Computer programmer and attorney are both charged in a cyberattack designed to take down sites’ negative reviews.
Wichita, Kansas, accident attorney Brad Pistotnik, 63, pleaded guilty to being involved in a cyberattack on websites that they posted negative information and reviews about him. Pistotnik specifically pleaded guilty to three misdemeanor counts of being an “accessory after the fact to an extortionate threat over the internet.” He will now pay $430,000 to include a $375,000 fine and restitution of $55,200. Pistotnik was originally charged last year with “computer fraud, conspiracy and making false statements to the FBI.”
According to court records, Pistotnik met with co-defendant software engineer and co-founder of VIRAL Artificial Intelligence, David Dorsett, 37, in September 2014. Soon after their meeting, Dorsett began “flooding servers for three websites with emails demanding the takedown of negative information about Pistotnik.” The sites the two focused on were Leagle.com, RipoffReport.com and the law firm Jaburg Wilk.
The review that was targeted on RipoffReport.com was documented in court, and read, in part, of Pistotnik’s services, “you are better off hiring his brother.” Email correspondence between Dorsett and Pistotnik revealed Postnik saying, “Any luck removing that bad website I showed you?” and “Tell me how we get rid of it.”
A threatening email made to the site read, “If you don’t remove it we will begin targeting your advertisers and explain that this will stop happening to them once they pull their ads…”
The negative review was ultimately removed from RipoffReport, and Dorsett sent Pistotnik confirming his tactics had worked and describing how he’d executed his plan.

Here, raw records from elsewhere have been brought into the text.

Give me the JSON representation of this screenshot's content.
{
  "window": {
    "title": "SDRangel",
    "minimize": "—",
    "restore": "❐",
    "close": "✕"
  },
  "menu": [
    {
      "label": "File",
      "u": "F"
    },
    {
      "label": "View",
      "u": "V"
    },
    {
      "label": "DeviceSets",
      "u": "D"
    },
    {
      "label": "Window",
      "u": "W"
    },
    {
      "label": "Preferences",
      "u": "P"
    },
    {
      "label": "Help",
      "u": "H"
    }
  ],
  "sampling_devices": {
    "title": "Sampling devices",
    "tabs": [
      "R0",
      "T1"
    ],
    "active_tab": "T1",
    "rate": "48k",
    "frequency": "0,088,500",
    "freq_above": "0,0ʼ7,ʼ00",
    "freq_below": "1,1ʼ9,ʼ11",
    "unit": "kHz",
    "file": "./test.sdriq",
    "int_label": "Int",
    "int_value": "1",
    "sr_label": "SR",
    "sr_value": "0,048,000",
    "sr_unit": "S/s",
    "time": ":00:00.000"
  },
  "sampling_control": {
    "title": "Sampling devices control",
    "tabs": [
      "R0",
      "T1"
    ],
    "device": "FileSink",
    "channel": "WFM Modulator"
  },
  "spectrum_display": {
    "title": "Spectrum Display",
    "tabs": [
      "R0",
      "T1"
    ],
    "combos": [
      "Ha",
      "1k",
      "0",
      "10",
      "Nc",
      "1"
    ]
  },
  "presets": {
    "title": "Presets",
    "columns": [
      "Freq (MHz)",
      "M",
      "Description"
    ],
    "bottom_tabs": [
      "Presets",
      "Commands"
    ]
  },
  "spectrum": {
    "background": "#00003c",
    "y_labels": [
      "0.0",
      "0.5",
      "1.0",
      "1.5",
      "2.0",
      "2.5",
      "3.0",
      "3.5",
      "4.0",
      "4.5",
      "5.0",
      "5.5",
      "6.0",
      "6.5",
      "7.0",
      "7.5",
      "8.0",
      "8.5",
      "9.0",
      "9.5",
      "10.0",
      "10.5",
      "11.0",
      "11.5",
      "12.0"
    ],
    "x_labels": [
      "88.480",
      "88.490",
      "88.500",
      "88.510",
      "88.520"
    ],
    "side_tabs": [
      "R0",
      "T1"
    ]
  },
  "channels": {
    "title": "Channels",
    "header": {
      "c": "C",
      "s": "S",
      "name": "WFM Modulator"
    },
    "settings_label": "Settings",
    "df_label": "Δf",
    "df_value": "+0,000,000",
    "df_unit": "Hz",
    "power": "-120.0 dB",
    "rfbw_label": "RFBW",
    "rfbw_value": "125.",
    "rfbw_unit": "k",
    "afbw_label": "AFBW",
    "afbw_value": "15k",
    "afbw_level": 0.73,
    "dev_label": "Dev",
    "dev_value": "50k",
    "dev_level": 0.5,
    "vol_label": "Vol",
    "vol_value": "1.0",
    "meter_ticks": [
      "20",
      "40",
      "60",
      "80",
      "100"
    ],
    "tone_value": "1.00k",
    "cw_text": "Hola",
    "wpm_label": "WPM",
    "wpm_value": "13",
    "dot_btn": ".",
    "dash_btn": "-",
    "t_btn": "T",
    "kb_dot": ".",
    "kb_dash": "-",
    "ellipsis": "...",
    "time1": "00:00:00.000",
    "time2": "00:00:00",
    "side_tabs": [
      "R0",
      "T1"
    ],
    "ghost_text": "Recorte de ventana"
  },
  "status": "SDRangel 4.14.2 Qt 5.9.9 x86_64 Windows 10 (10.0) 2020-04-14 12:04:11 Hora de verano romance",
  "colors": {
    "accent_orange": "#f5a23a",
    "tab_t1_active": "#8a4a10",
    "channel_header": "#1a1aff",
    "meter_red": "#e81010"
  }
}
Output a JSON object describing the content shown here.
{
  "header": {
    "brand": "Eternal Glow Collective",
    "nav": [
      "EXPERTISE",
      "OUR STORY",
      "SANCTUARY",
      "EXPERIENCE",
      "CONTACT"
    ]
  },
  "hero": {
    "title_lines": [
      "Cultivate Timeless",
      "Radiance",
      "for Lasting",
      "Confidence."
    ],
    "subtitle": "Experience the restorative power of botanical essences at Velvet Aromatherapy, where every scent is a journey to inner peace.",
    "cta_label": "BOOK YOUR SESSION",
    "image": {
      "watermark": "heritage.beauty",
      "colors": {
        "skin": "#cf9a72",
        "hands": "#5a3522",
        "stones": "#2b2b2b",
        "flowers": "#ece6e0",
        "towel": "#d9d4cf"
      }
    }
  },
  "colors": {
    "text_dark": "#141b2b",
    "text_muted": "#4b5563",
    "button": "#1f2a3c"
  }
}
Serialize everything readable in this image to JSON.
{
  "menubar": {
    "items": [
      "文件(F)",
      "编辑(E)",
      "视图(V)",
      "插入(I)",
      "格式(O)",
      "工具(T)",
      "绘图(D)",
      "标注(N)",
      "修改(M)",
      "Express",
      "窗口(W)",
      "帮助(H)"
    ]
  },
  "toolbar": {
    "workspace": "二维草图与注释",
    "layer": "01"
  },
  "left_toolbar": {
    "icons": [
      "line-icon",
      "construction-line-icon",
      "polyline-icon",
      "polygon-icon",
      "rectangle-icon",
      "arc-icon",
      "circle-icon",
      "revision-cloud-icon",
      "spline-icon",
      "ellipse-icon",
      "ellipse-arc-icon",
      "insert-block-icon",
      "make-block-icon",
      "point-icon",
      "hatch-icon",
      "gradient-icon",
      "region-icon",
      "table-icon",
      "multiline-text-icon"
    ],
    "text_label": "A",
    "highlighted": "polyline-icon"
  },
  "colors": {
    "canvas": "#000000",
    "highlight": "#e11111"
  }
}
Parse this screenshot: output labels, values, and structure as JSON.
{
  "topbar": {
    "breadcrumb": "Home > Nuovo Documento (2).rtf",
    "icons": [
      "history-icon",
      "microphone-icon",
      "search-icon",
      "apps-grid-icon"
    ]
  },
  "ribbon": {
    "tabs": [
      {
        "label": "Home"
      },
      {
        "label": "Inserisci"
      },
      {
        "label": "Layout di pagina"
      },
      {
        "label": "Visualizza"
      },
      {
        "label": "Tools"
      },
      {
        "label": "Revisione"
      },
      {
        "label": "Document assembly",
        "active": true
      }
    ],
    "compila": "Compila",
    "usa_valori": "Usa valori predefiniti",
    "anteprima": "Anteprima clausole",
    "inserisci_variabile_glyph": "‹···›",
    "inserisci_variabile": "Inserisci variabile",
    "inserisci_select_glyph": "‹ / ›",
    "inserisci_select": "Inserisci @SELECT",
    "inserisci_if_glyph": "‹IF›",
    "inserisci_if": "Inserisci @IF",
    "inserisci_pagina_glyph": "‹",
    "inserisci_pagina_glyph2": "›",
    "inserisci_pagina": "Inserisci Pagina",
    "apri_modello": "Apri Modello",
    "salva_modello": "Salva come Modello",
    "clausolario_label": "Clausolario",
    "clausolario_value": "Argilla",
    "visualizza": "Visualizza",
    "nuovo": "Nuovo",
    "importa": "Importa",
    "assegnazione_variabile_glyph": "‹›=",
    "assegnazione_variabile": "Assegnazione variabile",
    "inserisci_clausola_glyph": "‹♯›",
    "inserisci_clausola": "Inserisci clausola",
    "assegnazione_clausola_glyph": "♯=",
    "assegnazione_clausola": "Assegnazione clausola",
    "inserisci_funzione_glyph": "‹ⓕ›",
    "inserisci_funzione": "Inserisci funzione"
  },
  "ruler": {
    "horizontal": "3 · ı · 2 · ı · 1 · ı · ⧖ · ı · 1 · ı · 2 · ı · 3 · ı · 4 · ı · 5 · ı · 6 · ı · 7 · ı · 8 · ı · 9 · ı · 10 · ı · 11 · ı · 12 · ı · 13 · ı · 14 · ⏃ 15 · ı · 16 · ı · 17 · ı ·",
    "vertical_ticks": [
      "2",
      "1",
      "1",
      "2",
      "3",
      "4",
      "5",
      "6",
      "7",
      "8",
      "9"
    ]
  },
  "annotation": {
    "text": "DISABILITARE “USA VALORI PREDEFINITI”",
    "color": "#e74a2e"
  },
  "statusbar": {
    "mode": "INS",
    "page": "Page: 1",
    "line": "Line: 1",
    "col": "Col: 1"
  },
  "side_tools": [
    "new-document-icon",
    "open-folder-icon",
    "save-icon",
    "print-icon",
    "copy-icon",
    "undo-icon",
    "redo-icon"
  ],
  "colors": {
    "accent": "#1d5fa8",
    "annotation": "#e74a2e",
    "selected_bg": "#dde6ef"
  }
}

Four days later, Dorsett sent Pistotnik an invoice for his services, which Pistotnik immediately paid.
During legal proceedings, Pistotnik said he was remorseful for what the two had done, stating, “I feel bad about what’s taken place. I made a mistake. I feel horrible about it and it won’t happen again. I’m trying to take responsibility.” His attorney, Mark Schoenhofer, said he got mixed up with the wrong guy. “This was an unfortunate thing. He got involved with a person that was a bad character,” said k Schoenhofer, who added, “Brad has learned from this and Brad will move on.”
Pistotnik and Schoenhofer also released the following statement: “The U.S. Government dismissed all ten felonies listed in the original indictment against lawyer Brad Pistotnik in exchange for pleas to three misdemeanor ‘accessory after the fact’ charges. Mr. Pistotnik entered into a plea agreement whereby the government sought no prison time, no probation and Mr. Pistotnik would pay fines of $375,000.00 plus court costs and restitution. The U.S. District Court accepted the plea deal. Mr. Pistotnik has paid his fines and restitution, and he is now done with this chapter of his life. He looks forward to continuing to assist Kansans who have been injured in serious accidents.”
Dorsett pleaded guilty to “two counts of making extortionate threats via the internet” and, in his plea agreement, he admitted he had contacted Pistotnik offering reputation management services. His sentencing is set for January 6, 2020 and the programmer faces a penalty of up to two years in federal prison and a fine of up to $500,000.